That isn't to say they aren't there--they actually are. Elend and Straff would have a bit of an accent, and Cett a fairly strong one. Sazed would look racially distinct from Vin.

As we get further from the Final Empire, we see these things becoming more of a marker. The Terris work to preserve their cultural heritage, and this distinctiveness highlights other aspects about them, including the dark skin that many of them brought through the end of the world. The next trilogy (1980's era) is planned to star a Terriswoman right now, and she would likely resemble someone ethnically black to many of us on Earth.

sirgog

How far off your impression of Sazed was I in imagining him looking like Teferi from MTG?

Brandon Sanderson

I often give him a Teferi-like-look in my own head, but in actuality his skin tone is probably more akin to someone like Keegan-Michael Key.

Phantine

>While he couldn't change genetics, his work here did make people start to look at things like class and clothing more than accents or racial identifiers.

How did the 'skaa/noble' class genetic tinkering work out, anyway? Did the leadership of every nation just wake up the next morning and find themselves taller, more intelligent, and less fertile?

Brandon Sanderson

Most genetic differences between skaa and noble were exaggerated, even fabricated, by noble culture as justification for their perceived superiority. Height differences due to nutrition, 'intelligence' due to education and societal expectations, fertility due to common factors in urbanization. The LR did try some minor tinkering, to be played out over time through genetics, but in the end these changes weren't very successful.

emailanimal

This is actually good to know. I've seen your other responses to similar questions, where the inference was that there was indeed a significant difference.

The main changes were for dealing with the atmosphere, correct?
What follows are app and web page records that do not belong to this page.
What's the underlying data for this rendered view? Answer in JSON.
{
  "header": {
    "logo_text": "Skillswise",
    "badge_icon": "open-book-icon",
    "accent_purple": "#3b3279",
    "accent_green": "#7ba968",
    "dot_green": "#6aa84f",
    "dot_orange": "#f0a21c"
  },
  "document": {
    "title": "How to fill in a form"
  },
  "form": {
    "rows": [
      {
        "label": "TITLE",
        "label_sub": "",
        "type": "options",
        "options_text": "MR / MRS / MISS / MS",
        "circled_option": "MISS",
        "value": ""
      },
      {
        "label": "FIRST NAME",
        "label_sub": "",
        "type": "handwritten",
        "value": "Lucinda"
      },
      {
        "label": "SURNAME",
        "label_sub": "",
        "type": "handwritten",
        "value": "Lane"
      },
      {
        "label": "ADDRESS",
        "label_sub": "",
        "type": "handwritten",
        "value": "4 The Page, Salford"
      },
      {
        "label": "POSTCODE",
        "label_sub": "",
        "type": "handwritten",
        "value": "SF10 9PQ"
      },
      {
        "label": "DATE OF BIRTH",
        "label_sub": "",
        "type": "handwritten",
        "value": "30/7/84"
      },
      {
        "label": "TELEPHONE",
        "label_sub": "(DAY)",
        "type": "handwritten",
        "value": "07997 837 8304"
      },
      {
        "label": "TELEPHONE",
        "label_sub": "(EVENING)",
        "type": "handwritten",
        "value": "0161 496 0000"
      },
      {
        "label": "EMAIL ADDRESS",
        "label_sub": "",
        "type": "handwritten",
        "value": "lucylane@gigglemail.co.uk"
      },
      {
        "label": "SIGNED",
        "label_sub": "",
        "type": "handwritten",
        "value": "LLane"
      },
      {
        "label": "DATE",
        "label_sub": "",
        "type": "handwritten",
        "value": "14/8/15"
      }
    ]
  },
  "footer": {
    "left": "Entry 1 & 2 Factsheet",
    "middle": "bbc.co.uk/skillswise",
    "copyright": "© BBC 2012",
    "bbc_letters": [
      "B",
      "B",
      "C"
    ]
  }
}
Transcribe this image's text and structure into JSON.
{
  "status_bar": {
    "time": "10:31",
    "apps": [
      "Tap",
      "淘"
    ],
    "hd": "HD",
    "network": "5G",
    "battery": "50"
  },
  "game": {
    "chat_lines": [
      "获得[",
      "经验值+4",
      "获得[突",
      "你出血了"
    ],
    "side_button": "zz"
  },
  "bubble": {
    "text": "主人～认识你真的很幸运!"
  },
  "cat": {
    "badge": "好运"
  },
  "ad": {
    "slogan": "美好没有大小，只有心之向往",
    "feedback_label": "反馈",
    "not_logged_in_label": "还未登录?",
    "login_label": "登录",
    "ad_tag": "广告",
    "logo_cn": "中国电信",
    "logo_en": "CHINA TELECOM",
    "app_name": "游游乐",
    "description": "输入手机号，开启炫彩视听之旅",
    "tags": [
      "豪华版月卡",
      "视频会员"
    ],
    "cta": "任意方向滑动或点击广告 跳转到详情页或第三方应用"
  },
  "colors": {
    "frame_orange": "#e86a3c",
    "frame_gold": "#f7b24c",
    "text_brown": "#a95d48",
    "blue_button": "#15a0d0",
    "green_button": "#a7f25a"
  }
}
And they were reverted by Sazed/Harmony?

Brandon Sanderson

There were also some general hardiness changes for the skaa and some fertility changes, but as I said, by the time of the books those were basically gone. And yes, Sazed reverted the ones designed to help survival in the ash.